R is a flexible, extensible statistical computing environment, but it is limited to single-core execution. Spark is a distributed computing environment which treats R as a first-class programming language. This course introduces data structures in R and their use in functional programming workflows relevant to data science.
The course covers the initial steps in the data science process:
- extracting data from source systems
- transforming data into a tidy form
- loading data into distributed file systems, distributed data warehouses, and NoSQL databases, i.e., ETL.
This workflow is illustrated by using the SparkR and sparklyr package frontends to Spark from R.
SparkR and sparklyr are then used as interfaces for modeling big data using regression and classification supervised learning methods. Unsupervised learning methods, such as clustering and dimension reduction, are also covered. Additional methods, such as gradient boosting and deep learning, are illustrated using the h2o and rsparkling R packages. Finally, methods for analyzing streaming data are presented. The course finishes with an in-depth example. The infrastructure and content is containerized for easy download to your laptop using Docker.
E. James Harner
E. James Harner is Professor Emeritus of Statistics at West Virginia University (WVU). He was the Chair of the Department of Statistics for 17 years and the Director of the Cancer Center Bioinformatics Core for 15 years at WVU. Currently, he is the Chairman of the Interface Foundation of North America which has partnered with the American Statistical Association to organize the annual Symposium on Data Science and Statistics (SDSS) beginning in May, 2018. The areas of his technical and research expertise include: bioinformatics, high-dimensional modeling, high-performance computing, streaming and big data modeling and statistical machine learning.
US $380 for currently enrolled students.
US $760 for employees of NISS Affiliates and members of CANSSI.
US $990 for all others.
PREREQUISITES FOR THIS COURSE
Differential calculus, basic matrix algebra, a statistics course covering regression, basic R. Special rates for students.
Operating Systems: MacOS or Windows with an updated current browser: e.g. Chrome, or Firefox.

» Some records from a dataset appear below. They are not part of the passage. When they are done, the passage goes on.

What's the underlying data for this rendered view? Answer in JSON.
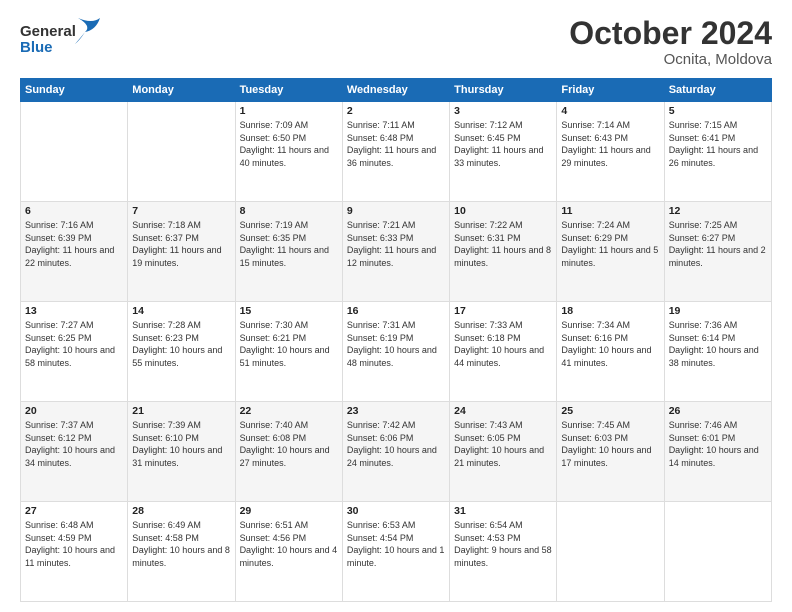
{
  "header": {
    "logo_general": "General",
    "logo_blue": "Blue",
    "month_year": "October 2024",
    "location": "Ocnita, Moldova"
  },
  "weekdays": [
    "Sunday",
    "Monday",
    "Tuesday",
    "Wednesday",
    "Thursday",
    "Friday",
    "Saturday"
  ],
  "weeks": [
    [
      {
        "day": "",
        "sunrise": "",
        "sunset": "",
        "daylight": ""
      },
      {
        "day": "",
        "sunrise": "",
        "sunset": "",
        "daylight": ""
      },
      {
        "day": "1",
        "sunrise": "Sunrise: 7:09 AM",
        "sunset": "Sunset: 6:50 PM",
        "daylight": "Daylight: 11 hours and 40 minutes."
      },
      {
        "day": "2",
        "sunrise": "Sunrise: 7:11 AM",
        "sunset": "Sunset: 6:48 PM",
        "daylight": "Daylight: 11 hours and 36 minutes."
      },
      {
        "day": "3",
        "sunrise": "Sunrise: 7:12 AM",
        "sunset": "Sunset: 6:45 PM",
        "daylight": "Daylight: 11 hours and 33 minutes."
      },
      {
        "day": "4",
        "sunrise": "Sunrise: 7:14 AM",
        "sunset": "Sunset: 6:43 PM",
        "daylight": "Daylight: 11 hours and 29 minutes."
      },
      {
        "day": "5",
        "sunrise": "Sunrise: 7:15 AM",
        "sunset": "Sunset: 6:41 PM",
        "daylight": "Daylight: 11 hours and 26 minutes."
      }
    ],
    [
      {
        "day": "6",
        "sunrise": "Sunrise: 7:16 AM",
        "sunset": "Sunset: 6:39 PM",
        "daylight": "Daylight: 11 hours and 22 minutes."
      },
      {
        "day": "7",
        "sunrise": "Sunrise: 7:18 AM",
        "sunset": "Sunset: 6:37 PM",
        "daylight": "Daylight: 11 hours and 19 minutes."
      },
      {
        "day": "8",
        "sunrise": "Sunrise: 7:19 AM",
        "sunset": "Sunset: 6:35 PM",
        "daylight": "Daylight: 11 hours and 15 minutes."
      },
      {
        "day": "9",
        "sunrise": "Sunrise: 7:21 AM",
        "sunset": "Sunset: 6:33 PM",
        "daylight": "Daylight: 11 hours and 12 minutes."
      },
      {
        "day": "10",
        "sunrise": "Sunrise: 7:22 AM",
        "sunset": "Sunset: 6:31 PM",
        "daylight": "Daylight: 11 hours and 8 minutes."
      },
      {
        "day": "11",
        "sunrise": "Sunrise: 7:24 AM",
        "sunset": "Sunset: 6:29 PM",
        "daylight": "Daylight: 11 hours and 5 minutes."
      },
      {
        "day": "12",
        "sunrise": "Sunrise: 7:25 AM",
        "sunset": "Sunset: 6:27 PM",
        "daylight": "Daylight: 11 hours and 2 minutes."
      }
    ],
    [
      {
        "day": "13",
        "sunrise": "Sunrise: 7:27 AM",
        "sunset": "Sunset: 6:25 PM",
        "daylight": "Daylight: 10 hours and 58 minutes."
      },
      {
        "day": "14",
        "sunrise": "Sunrise: 7:28 AM",
        "sunset": "Sunset: 6:23 PM",
        "daylight": "Daylight: 10 hours and 55 minutes."
      },
      {
        "day": "15",
        "sunrise": "Sunrise: 7:30 AM",
        "sunset": "Sunset: 6:21 PM",
        "daylight": "Daylight: 10 hours and 51 minutes."
      },
      {
        "day": "16",
        "sunrise": "Sunrise: 7:31 AM",
        "sunset": "Sunset: 6:19 PM",
        "daylight": "Daylight: 10 hours and 48 minutes."
      },
      {
        "day": "17",
        "sunrise": "Sunrise: 7:33 AM",
        "sunset": "Sunset: 6:18 PM",
        "daylight": "Daylight: 10 hours and 44 minutes."
      },
      {
        "day": "18",
        "sunrise": "Sunrise: 7:34 AM",
        "sunset": "Sunset: 6:16 PM",
        "daylight": "Daylight: 10 hours and 41 minutes."
      },
      {
        "day": "19",
        "sunrise": "Sunrise: 7:36 AM",
        "sunset": "Sunset: 6:14 PM",
        "daylight": "Daylight: 10 hours and 38 minutes."
      }
    ],
    [
      {
        "day": "20",
        "sunrise": "Sunrise: 7:37 AM",
        "sunset": "Sunset: 6:12 PM",
        "daylight": "Daylight: 10 hours and 34 minutes."
      },
      {
        "day": "21",
        "sunrise": "Sunrise: 7:39 AM",
        "sunset": "Sunset: 6:10 PM",
        "daylight": "Daylight: 10 hours and 31 minutes."
      },
      {
        "day": "22",
        "sunrise": "Sunrise: 7:40 AM",
        "sunset": "Sunset: 6:08 PM",
        "daylight": "Daylight: 10 hours and 27 minutes."
      },
      {
        "day": "23",
        "sunrise": "Sunrise: 7:42 AM",
        "sunset": "Sunset: 6:06 PM",
        "daylight": "Daylight: 10 hours and 24 minutes."
      },
      {
        "day": "24",
        "sunrise": "Sunrise: 7:43 AM",
        "sunset": "Sunset: 6:05 PM",
        "daylight": "Daylight: 10 hours and 21 minutes."
      },
      {
        "day": "25",
        "sunrise": "Sunrise: 7:45 AM",
        "sunset": "Sunset: 6:03 PM",
        "daylight": "Daylight: 10 hours and 17 minutes."
      },
      {
        "day": "26",
        "sunrise": "Sunrise: 7:46 AM",
        "sunset": "Sunset: 6:01 PM",
        "daylight": "Daylight: 10 hours and 14 minutes."
      }
    ],
    [
      {
        "day": "27",
        "sunrise": "Sunrise: 6:48 AM",
        "sunset": "Sunset: 4:59 PM",
        "daylight": "Daylight: 10 hours and 11 minutes."
      },
      {
        "day": "28",
        "sunrise": "Sunrise: 6:49 AM",
        "sunset": "Sunset: 4:58 PM",
        "daylight": "Daylight: 10 hours and 8 minutes."
      },
      {
        "day": "29",
        "sunrise": "Sunrise: 6:51 AM",
        "sunset": "Sunset: 4:56 PM",
        "daylight": "Daylight: 10 hours and 4 minutes."
      },
      {
        "day": "30",
        "sunrise": "Sunrise: 6:53 AM",
        "sunset": "Sunset: 4:54 PM",
        "daylight": "Daylight: 10 hours and 1 minute."
      },
      {
        "day": "31",
        "sunrise": "Sunrise: 6:54 AM",
        "sunset": "Sunset: 4:53 PM",
        "daylight": "Daylight: 9 hours and 58 minutes."
      },
      {
        "day": "",
        "sunrise": "",
        "sunset": "",
        "daylight": ""
      },
      {
        "day": "",
        "sunrise": "",
        "sunset": "",
        "daylight": ""
      }
    ]
  ]
}
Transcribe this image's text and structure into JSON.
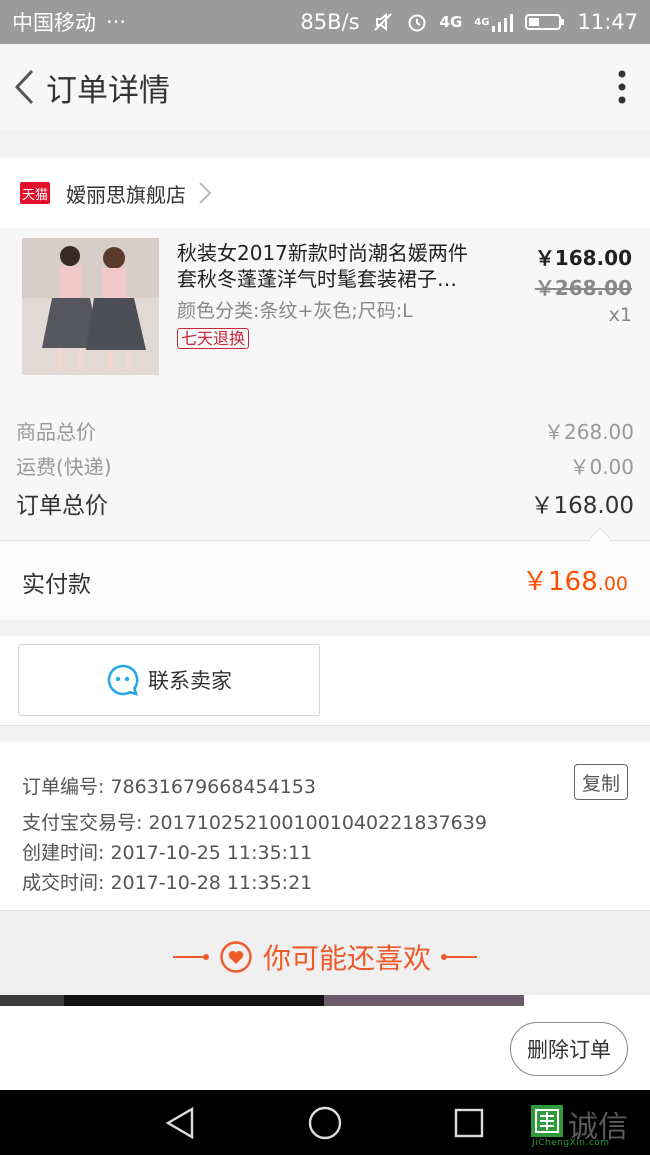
{
  "status_bar": {
    "carrier": "中国移动",
    "dots": "···",
    "speed": "85B/s",
    "network": "4G",
    "network2": "4G",
    "time": "11:47"
  },
  "nav": {
    "title": "订单详情"
  },
  "shop": {
    "badge": "天猫",
    "name": "嫒丽思旗舰店"
  },
  "item": {
    "title_line1": "秋装女2017新款时尚潮名媛两件",
    "title_line2": "套秋冬蓬蓬洋气时髦套装裙子…",
    "spec": "颜色分类:条纹+灰色;尺码:L",
    "return_badge": "七天退换",
    "price_now": "￥168.00",
    "price_old": "￥268.00",
    "quantity": "x1"
  },
  "prices": {
    "goods_total_label": "商品总价",
    "goods_total_value": "￥268.00",
    "shipping_label": "运费(快递)",
    "shipping_value": "￥0.00",
    "order_total_label": "订单总价",
    "order_total_value": "￥168.00",
    "paid_label": "实付款",
    "paid_value_main": "￥168",
    "paid_value_decimal": ".00",
    "accent_color": "#ff5000"
  },
  "contact": {
    "label": "联系卖家"
  },
  "order_info": {
    "order_no_label": "订单编号:",
    "order_no": "78631679668454153",
    "alipay_label": "支付宝交易号:",
    "alipay_no": "2017102521001001040221837639",
    "created_label": "创建时间:",
    "created_time": "2017-10-25 11:35:11",
    "closed_label": "成交时间:",
    "closed_time": "2017-10-28 11:35:21",
    "copy_label": "复制"
  },
  "recommend": {
    "title": "你可能还喜欢"
  },
  "actions": {
    "delete_label": "删除订单"
  },
  "watermark": {
    "text": "诚信",
    "sub": "JiChengXin.com"
  }
}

Students must bring their own laptops.
Bureau of Labor Statistics Conference and Training Center. Conference Rooms 1-2. Postal Square Building, 1st Street, NE, Washington, D.C. 20212-0001. Attendees are required to enter through the visitor entrance on First Street NE (between Massachusetts Avenue and G Street, NE) across from Union Station. Do not use the main entrance on 2 Massachusetts Avenue. Please note that food is not allowed in any of the classrooms. Only drinks with caps or lids are allowed into the classroom.
ID REQUIREMENT AND SCREENING
All visitors must present a valid photo ID at the visitor’s entrance and pick up a visitor’s badge. Visitors and packages will be processed through the x-ray and metal detector screening equipment. Equipment brought into BLS requires property passes. Equipment passes can be picked up from the receptionist. Please arrive 10 minutes early to allow enough time to go through security. Attendees must also check-in with JPSM onsite assistant each day of the course.
REGISTER ONLINE WITH A CREDIT CARD
Please select a registration option from the drop-down menu on the right side of your screen.
HOW TO REGISTER
- Pay online with a Credit card: Please select one of the options from the drop-down menu on the right side of your screen.
- Call or email: You can call (202) 862-4316 or write to officeadmin@NISS.org to register